Earlier this year a co-worker of mine was experiencing post-surgery-and-physical-therapy pain which led to noticeable limping. One day, concerned, I asked her if she had called the doctor yet. She went home and called that day. Her husband, parents and friends had been encouraging her for a few weeks to call the doctor, but for some reason knowing I would ask her if she had followed through was enough to motivate her to do so. For some of us, it's actually easier to disappoint a family member than a colleague. And family members might be more likely to let us off the hook if we don't follow through. Choose your accountability partners wisely.
I have a tendency to procrastinate on some projects, so I build in accountability by going on record about when I will have those projects finished. During a meeting last Tuesday I told the four people in attendance that I would have an email out to everyone in the company "no later than tomorrow morning." Sure enough, at 11:57 AM on Tuesday I was putting the finishing touches on it. Without telling them when I would send the email, it probably still wouldn't be written. For a lot of us, accountability works better when we don't want to let others down.
Years and years ago (during the second Bush administration), I created accountability. I made a rule for the month of May: "Feet on the floor by 5:15 or I give $5 to the Republican party." Telling others about this rule made me stick to it; so did pre-addressing the envelope to an organization I had no interest in supporting. And sure enough, I upheld my commitment to get up on time for the entire month I committed to doing it. Sometimes you need to build in drastic accountability measures to keep you on track. (Okay, I'm not sure $5 is drastic, but the act of sending the donation felt significant enough that I wanted to avoid it.)
Yesterday I was on the phone with a client who said she was trying to use her vacation time in these last few weeks of December because she hadn't taken a vacation all year.
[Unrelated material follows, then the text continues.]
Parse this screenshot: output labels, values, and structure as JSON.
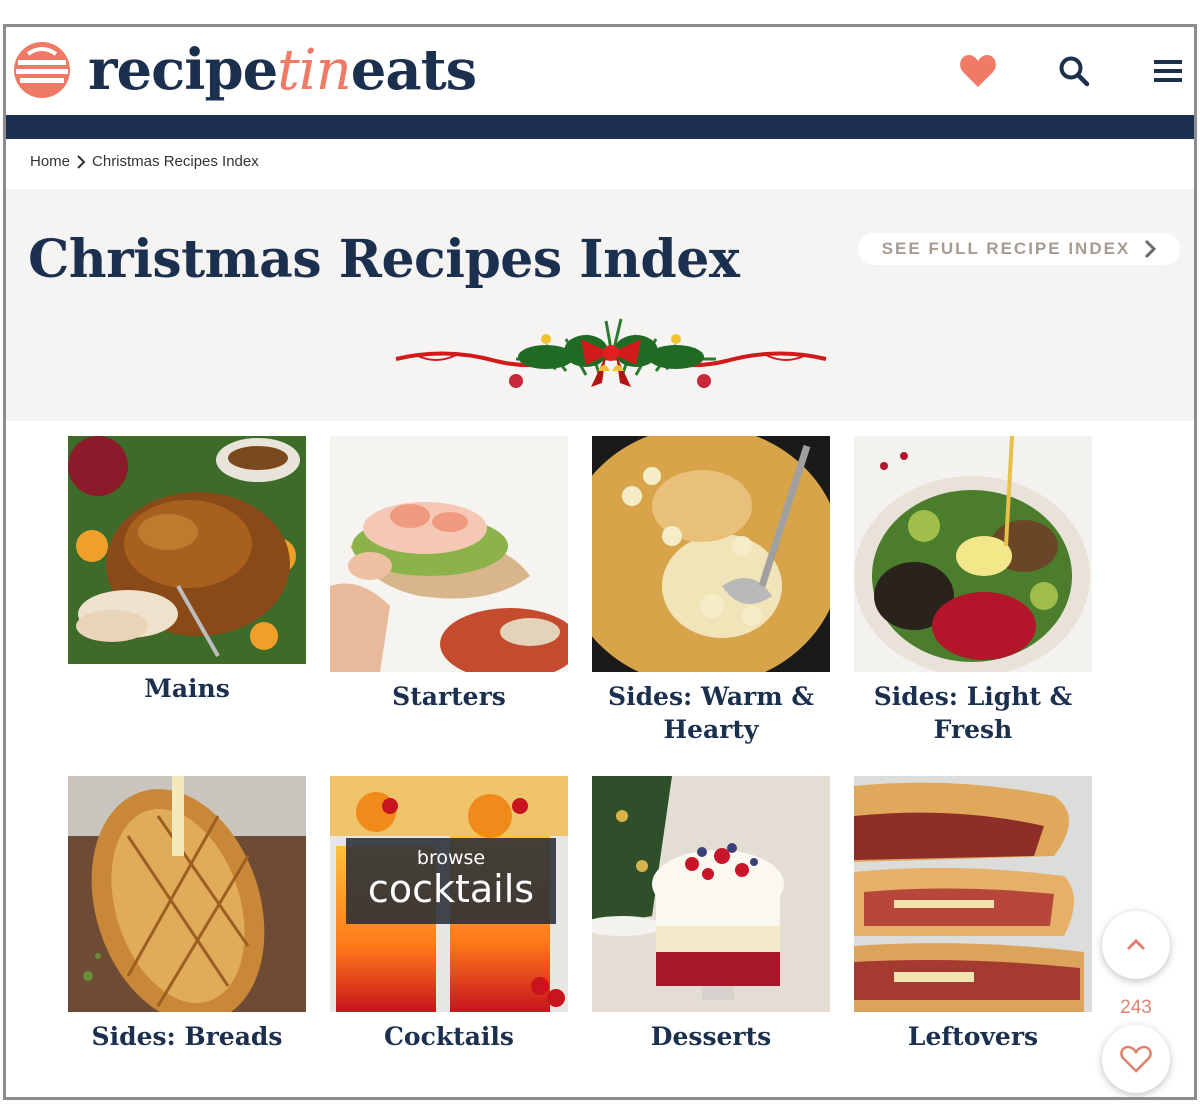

I half-joked that I could email her several times a week starting in January to remind her to schedule her vacations for 2018. We laughed and then she said, "Well, I'd be grateful because then I would actually schedule vacation." All of a sudden it wasn't a joke; it was an offer of accountability that she accepted. So I marked my calendar for early January to send her a first friendly reminder. Accountability doesn't have to come in a big fancy package; opportunities for accountability are everywhere.
Create accountability to accomplish your goals both big and small. And offer accountability to others when you can. As a friend commented on my Facebook page in response to this blog post, "Accountability is all about helping each other keep our promises to ourselves. It's not a punitive approach but rather a very compassionate one."
Together we can achieve more.
Photo by Zany Jadraque on Unsplash